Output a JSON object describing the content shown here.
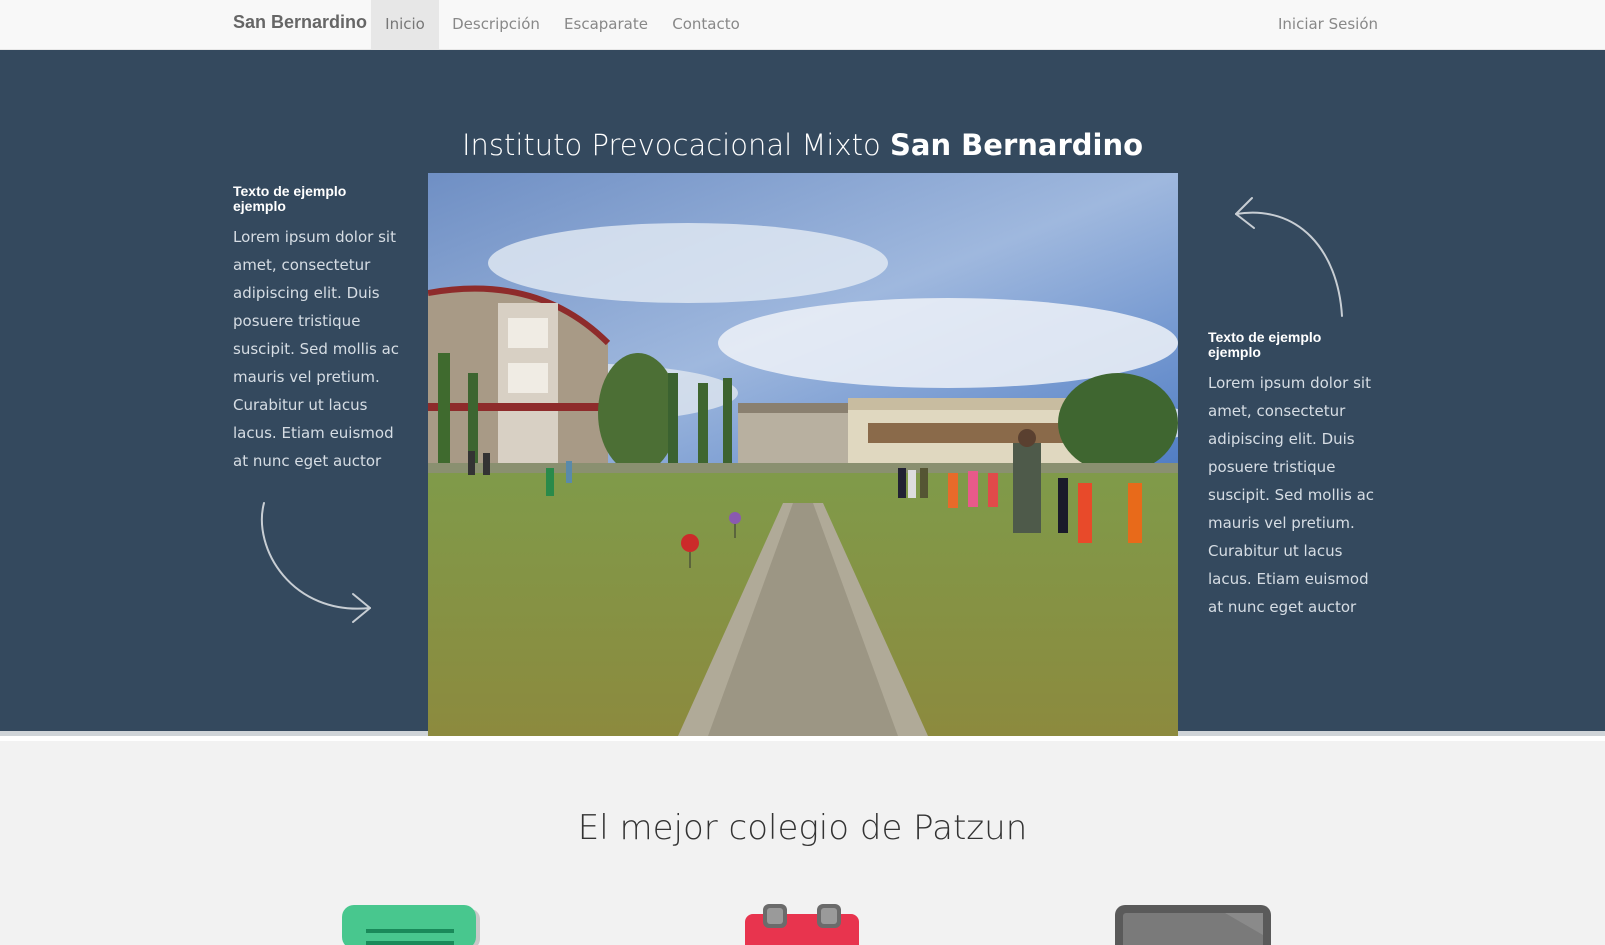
{
  "navbar": {
    "brand": "San Bernardino",
    "items": [
      {
        "label": "Inicio",
        "active": true
      },
      {
        "label": "Descripción",
        "active": false
      },
      {
        "label": "Escaparate",
        "active": false
      },
      {
        "label": "Contacto",
        "active": false
      }
    ],
    "login": "Iniciar Sesión"
  },
  "hero": {
    "title_prefix": "Instituto Prevocacional Mixto ",
    "title_strong": "San Bernardino",
    "left": {
      "heading": "Texto de ejemplo ejemplo",
      "text": "Lorem ipsum dolor sit amet, consectetur adipiscing elit. Duis posuere tristique suscipit. Sed mollis ac mauris vel pretium. Curabitur ut lacus lacus. Etiam euismod at nunc eget auctor"
    },
    "right": {
      "heading": "Texto de ejemplo ejemplo",
      "text": "Lorem ipsum dolor sit amet, consectetur adipiscing elit. Duis posuere tristique suscipit. Sed mollis ac mauris vel pretium. Curabitur ut lacus lacus. Etiam euismod at nunc eget auctor"
    }
  },
  "section": {
    "title": "El mejor colegio de Patzun",
    "icons": [
      "document-icon",
      "calendar-icon",
      "tablet-icon"
    ]
  },
  "colors": {
    "navbar_bg": "#f8f8f8",
    "hero_bg": "#34495e",
    "section_bg": "#f2f2f2",
    "green": "#48c78e",
    "red": "#e8344e",
    "gray": "#6b6b6b"
  }
}
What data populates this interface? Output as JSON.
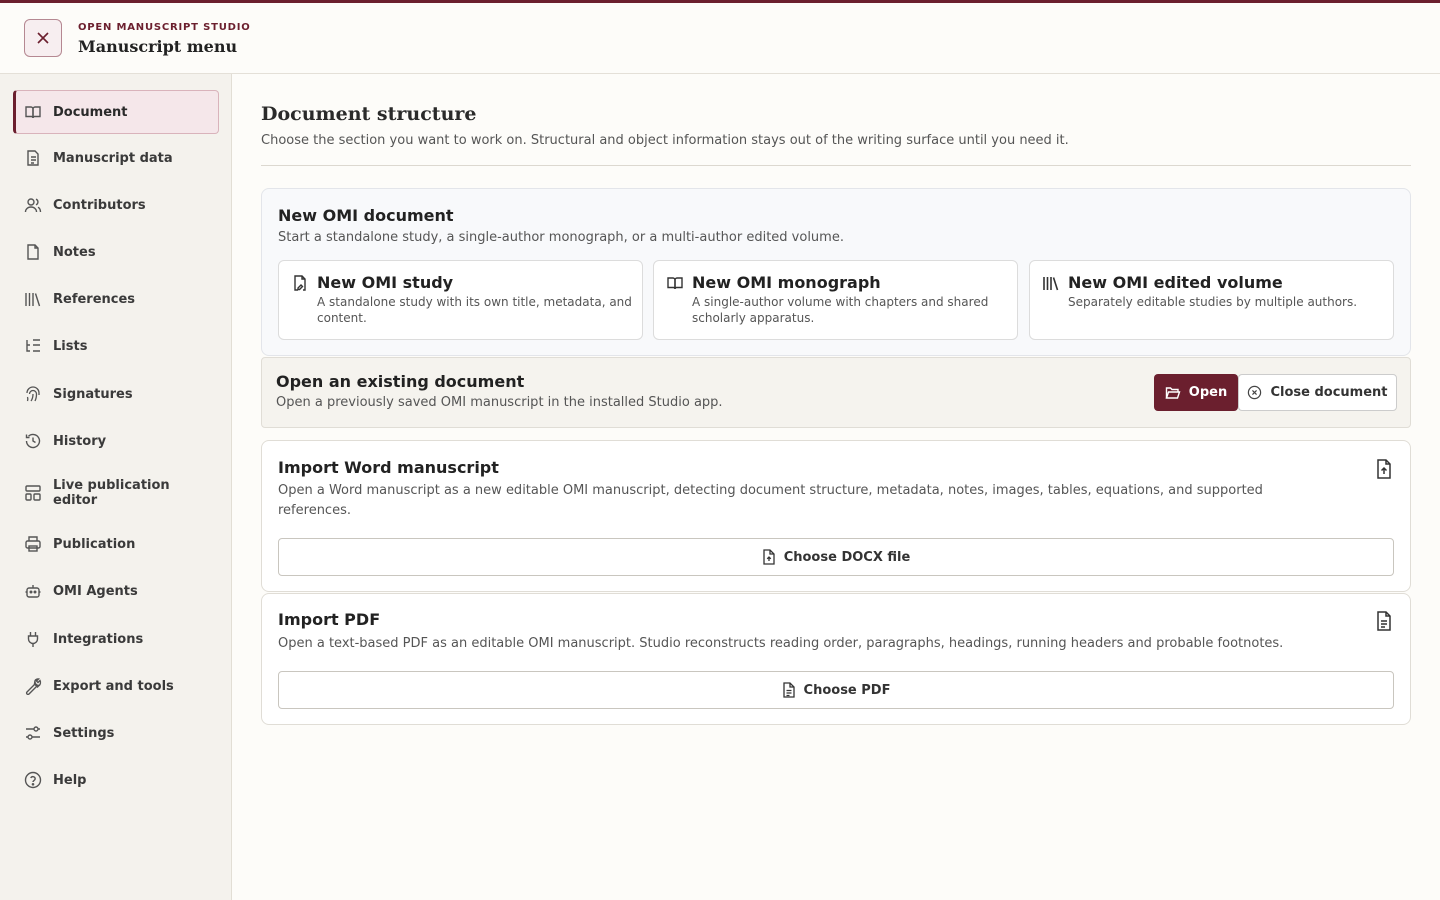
{
  "app": {
    "kicker": "OPEN MANUSCRIPT STUDIO",
    "title": "Manuscript menu"
  },
  "sidebar": {
    "items": [
      {
        "label": "Document",
        "icon": "book-open-icon",
        "active": true
      },
      {
        "label": "Manuscript data",
        "icon": "file-text-icon"
      },
      {
        "label": "Contributors",
        "icon": "users-icon"
      },
      {
        "label": "Notes",
        "icon": "note-icon"
      },
      {
        "label": "References",
        "icon": "library-icon"
      },
      {
        "label": "Lists",
        "icon": "list-tree-icon"
      },
      {
        "label": "Signatures",
        "icon": "fingerprint-icon"
      },
      {
        "label": "History",
        "icon": "history-icon"
      },
      {
        "label": "Live publication editor",
        "icon": "layout-icon"
      },
      {
        "label": "Publication",
        "icon": "printer-icon"
      },
      {
        "label": "OMI Agents",
        "icon": "bot-icon"
      },
      {
        "label": "Integrations",
        "icon": "plug-icon"
      },
      {
        "label": "Export and tools",
        "icon": "wrench-icon"
      },
      {
        "label": "Settings",
        "icon": "sliders-icon"
      },
      {
        "label": "Help",
        "icon": "help-circle-icon"
      }
    ]
  },
  "main": {
    "title": "Document structure",
    "subtitle": "Choose the section you want to work on. Structural and object information stays out of the writing surface until you need it.",
    "new_doc": {
      "title": "New OMI document",
      "desc": "Start a standalone study, a single-author monograph, or a multi-author edited volume.",
      "options": [
        {
          "title": "New OMI study",
          "desc": "A standalone study with its own title, metadata, and content.",
          "icon": "file-signature-icon"
        },
        {
          "title": "New OMI monograph",
          "desc": "A single-author volume with chapters and shared scholarly apparatus.",
          "icon": "book-open-icon"
        },
        {
          "title": "New OMI edited volume",
          "desc": "Separately editable studies by multiple authors.",
          "icon": "library-icon"
        }
      ]
    },
    "open_doc": {
      "title": "Open an existing document",
      "desc": "Open a previously saved OMI manuscript in the installed Studio app.",
      "open_label": "Open",
      "close_label": "Close document"
    },
    "import_word": {
      "title": "Import Word manuscript",
      "desc": "Open a Word manuscript as a new editable OMI manuscript, detecting document structure, metadata, notes, images, tables, equations, and supported references.",
      "button": "Choose DOCX file"
    },
    "import_pdf": {
      "title": "Import PDF",
      "desc": "Open a text-based PDF as an editable OMI manuscript. Studio reconstructs reading order, paragraphs, headings, running headers and probable footnotes.",
      "button": "Choose PDF"
    }
  },
  "colors": {
    "accent": "#6b1f2e",
    "sidebar_bg": "#f4f2ed",
    "page_bg": "#fdfcf9"
  }
}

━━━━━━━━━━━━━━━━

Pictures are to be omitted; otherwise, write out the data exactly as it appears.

* [WRITTEN RESPONSE]:
Output a JSON object describing the content shown here.
{
  "navbar": {
    "brand": "San Bernardino",
    "items": [
      {
        "label": "Inicio",
        "active": true
      },
      {
        "label": "Descripción",
        "active": false
      },
      {
        "label": "Escaparate",
        "active": false
      },
      {
        "label": "Contacto",
        "active": false
      }
    ],
    "login": "Iniciar Sesión"
  },
  "hero": {
    "title_prefix": "Instituto Prevocacional Mixto ",
    "title_strong": "San Bernardino",
    "left": {
      "heading": "Texto de ejemplo ejemplo",
      "text": "Lorem ipsum dolor sit amet, consectetur adipiscing elit. Duis posuere tristique suscipit. Sed mollis ac mauris vel pretium. Curabitur ut lacus lacus. Etiam euismod at nunc eget auctor"
    },
    "right": {
      "heading": "Texto de ejemplo ejemplo",
      "text": "Lorem ipsum dolor sit amet, consectetur adipiscing elit. Duis posuere tristique suscipit. Sed mollis ac mauris vel pretium. Curabitur ut lacus lacus. Etiam euismod at nunc eget auctor"
    }
  },
  "section": {
    "title": "El mejor colegio de Patzun",
    "icons": [
      "document-icon",
      "calendar-icon",
      "tablet-icon"
    ]
  },
  "colors": {
    "navbar_bg": "#f8f8f8",
    "hero_bg": "#34495e",
    "section_bg": "#f2f2f2",
    "green": "#48c78e",
    "red": "#e8344e",
    "gray": "#6b6b6b"
  }
}
What data populates this interface? Output as JSON.
{
  "app": {
    "kicker": "OPEN MANUSCRIPT STUDIO",
    "title": "Manuscript menu"
  },
  "sidebar": {
    "items": [
      {
        "label": "Document",
        "icon": "book-open-icon",
        "active": true
      },
      {
        "label": "Manuscript data",
        "icon": "file-text-icon"
      },
      {
        "label": "Contributors",
        "icon": "users-icon"
      },
      {
        "label": "Notes",
        "icon": "note-icon"
      },
      {
        "label": "References",
        "icon": "library-icon"
      },
      {
        "label": "Lists",
        "icon": "list-tree-icon"
      },
      {
        "label": "Signatures",
        "icon": "fingerprint-icon"
      },
      {
        "label": "History",
        "icon": "history-icon"
      },
      {
        "label": "Live publication editor",
        "icon": "layout-icon"
      },
      {
        "label": "Publication",
        "icon": "printer-icon"
      },
      {
        "label": "OMI Agents",
        "icon": "bot-icon"
      },
      {
        "label": "Integrations",
        "icon": "plug-icon"
      },
      {
        "label": "Export and tools",
        "icon": "wrench-icon"
      },
      {
        "label": "Settings",
        "icon": "sliders-icon"
      },
      {
        "label": "Help",
        "icon": "help-circle-icon"
      }
    ]
  },
  "main": {
    "title": "Document structure",
    "subtitle": "Choose the section you want to work on. Structural and object information stays out of the writing surface until you need it.",
    "new_doc": {
      "title": "New OMI document",
      "desc": "Start a standalone study, a single-author monograph, or a multi-author edited volume.",
      "options": [
        {
          "title": "New OMI study",
          "desc": "A standalone study with its own title, metadata, and content.",
          "icon": "file-signature-icon"
        },
        {
          "title": "New OMI monograph",
          "desc": "A single-author volume with chapters and shared scholarly apparatus.",
          "icon": "book-open-icon"
        },
        {
          "title": "New OMI edited volume",
          "desc": "Separately editable studies by multiple authors.",
          "icon": "library-icon"
        }
      ]
    },
    "open_doc": {
      "title": "Open an existing document",
      "desc": "Open a previously saved OMI manuscript in the installed Studio app.",
      "open_label": "Open",
      "close_label": "Close document"
    },
    "import_word": {
      "title": "Import Word manuscript",
      "desc": "Open a Word manuscript as a new editable OMI manuscript, detecting document structure, metadata, notes, images, tables, equations, and supported references.",
      "button": "Choose DOCX file"
    },
    "import_pdf": {
      "title": "Import PDF",
      "desc": "Open a text-based PDF as an editable OMI manuscript. Studio reconstructs reading order, paragraphs, headings, running headers and probable footnotes.",
      "button": "Choose PDF"
    }
  },
  "colors": {
    "accent": "#6b1f2e",
    "sidebar_bg": "#f4f2ed",
    "page_bg": "#fdfcf9"
  }
}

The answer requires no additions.